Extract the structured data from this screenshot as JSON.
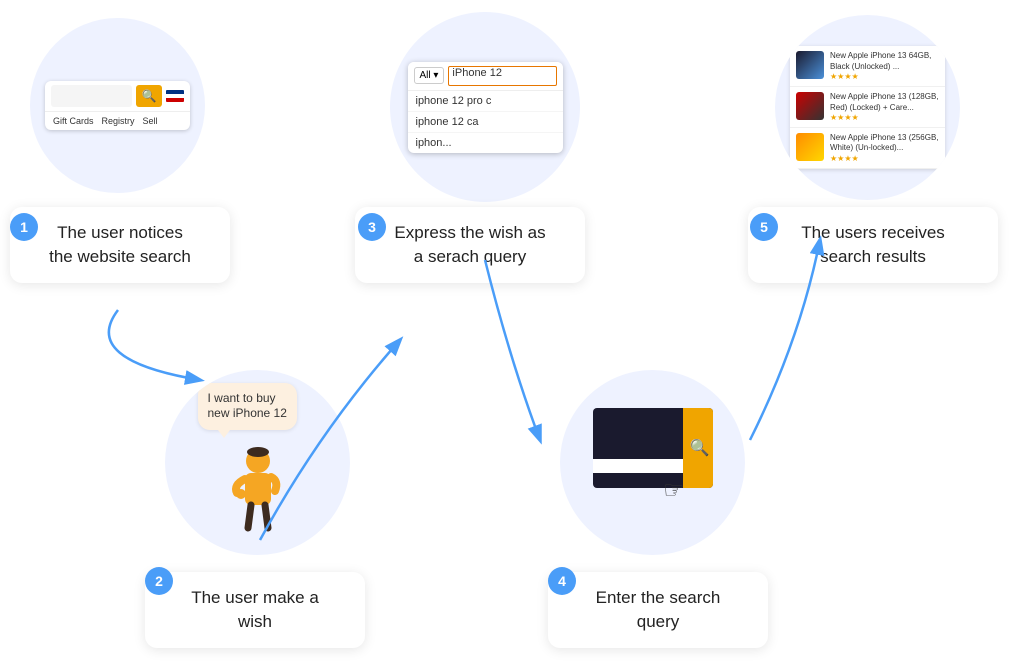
{
  "steps": {
    "badge1": "1",
    "badge2": "2",
    "badge3": "3",
    "badge4": "4",
    "badge5": "5"
  },
  "descriptions": {
    "step1": "The user notices\nthe website search",
    "step2": "The user make a\nwish",
    "step3": "Express the wish as\na serach query",
    "step4": "Enter the search\nquery",
    "step5": "The users receives\nsearch results"
  },
  "autocomplete": {
    "input_value": "iPhone 12",
    "all_label": "All ▾",
    "item1": "iphone 12 pro c",
    "item2": "iphone 12 ca",
    "item3": "iphon..."
  },
  "search_mockup": {
    "nav1": "Gift Cards",
    "nav2": "Registry",
    "nav3": "Sell"
  },
  "speech": {
    "line1": "I want to buy",
    "line2": "new iPhone 12"
  },
  "results": {
    "item1_title": "New Apple iPhone 13 64GB, Black (Unlocked) ...",
    "item2_title": "New Apple iPhone 13 (128GB, Red) (Locked) + Care...",
    "item3_title": "New Apple iPhone 13 (256GB, White) (Un-locked)...",
    "stars": "★★★★"
  }
}
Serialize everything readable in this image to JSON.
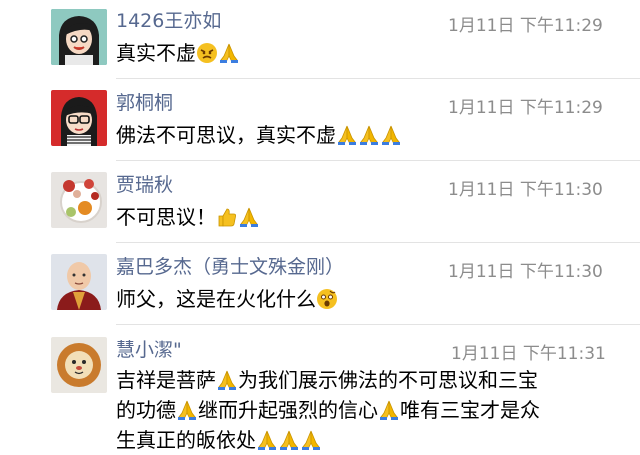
{
  "messages": [
    {
      "name": "1426王亦如",
      "time": "1月11日 下午11:29",
      "parts": [
        {
          "t": "真实不虚"
        },
        {
          "icon": "angry-face-emoji"
        },
        {
          "icon": "praying-hands-emoji"
        }
      ]
    },
    {
      "name": "郭桐桐",
      "time": "1月11日 下午11:29",
      "parts": [
        {
          "t": "佛法不可思议，真实不虚"
        },
        {
          "icon": "praying-hands-emoji"
        },
        {
          "icon": "praying-hands-emoji"
        },
        {
          "icon": "praying-hands-emoji"
        }
      ]
    },
    {
      "name": "贾瑞秋",
      "time": "1月11日 下午11:30",
      "parts": [
        {
          "t": "不可思议！"
        },
        {
          "icon": "thumbs-up-emoji"
        },
        {
          "icon": "praying-hands-emoji"
        }
      ]
    },
    {
      "name": "嘉巴多杰（勇士文殊金刚）",
      "time": "1月11日 下午11:30",
      "parts": [
        {
          "t": "师父，这是在火化什么"
        },
        {
          "icon": "shocked-face-emoji"
        }
      ]
    },
    {
      "name": "慧小潔\"",
      "time": "1月11日 下午11:31",
      "lines": [
        [
          {
            "t": "吉祥是菩萨"
          },
          {
            "icon": "praying-hands-emoji"
          },
          {
            "t": "为我们展示佛法的不可思议和三宝"
          }
        ],
        [
          {
            "t": "的功德"
          },
          {
            "icon": "praying-hands-emoji"
          },
          {
            "t": "继而升起强烈的信心"
          },
          {
            "icon": "praying-hands-emoji"
          },
          {
            "t": "唯有三宝才是众"
          }
        ],
        [
          {
            "t": "生真正的皈依处"
          },
          {
            "icon": "praying-hands-emoji"
          },
          {
            "icon": "praying-hands-emoji"
          },
          {
            "icon": "praying-hands-emoji"
          }
        ]
      ]
    }
  ],
  "colors": {
    "name": "#56688f",
    "time": "#8c8c8c",
    "divider": "#e3e3e3",
    "emoji_yellow": "#f5c020"
  }
}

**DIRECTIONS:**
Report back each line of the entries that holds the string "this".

**WRITTEN SOLUTION:**
Extract the structured data from this screenshot as JSON.
Serialize everything readable in this image to JSON.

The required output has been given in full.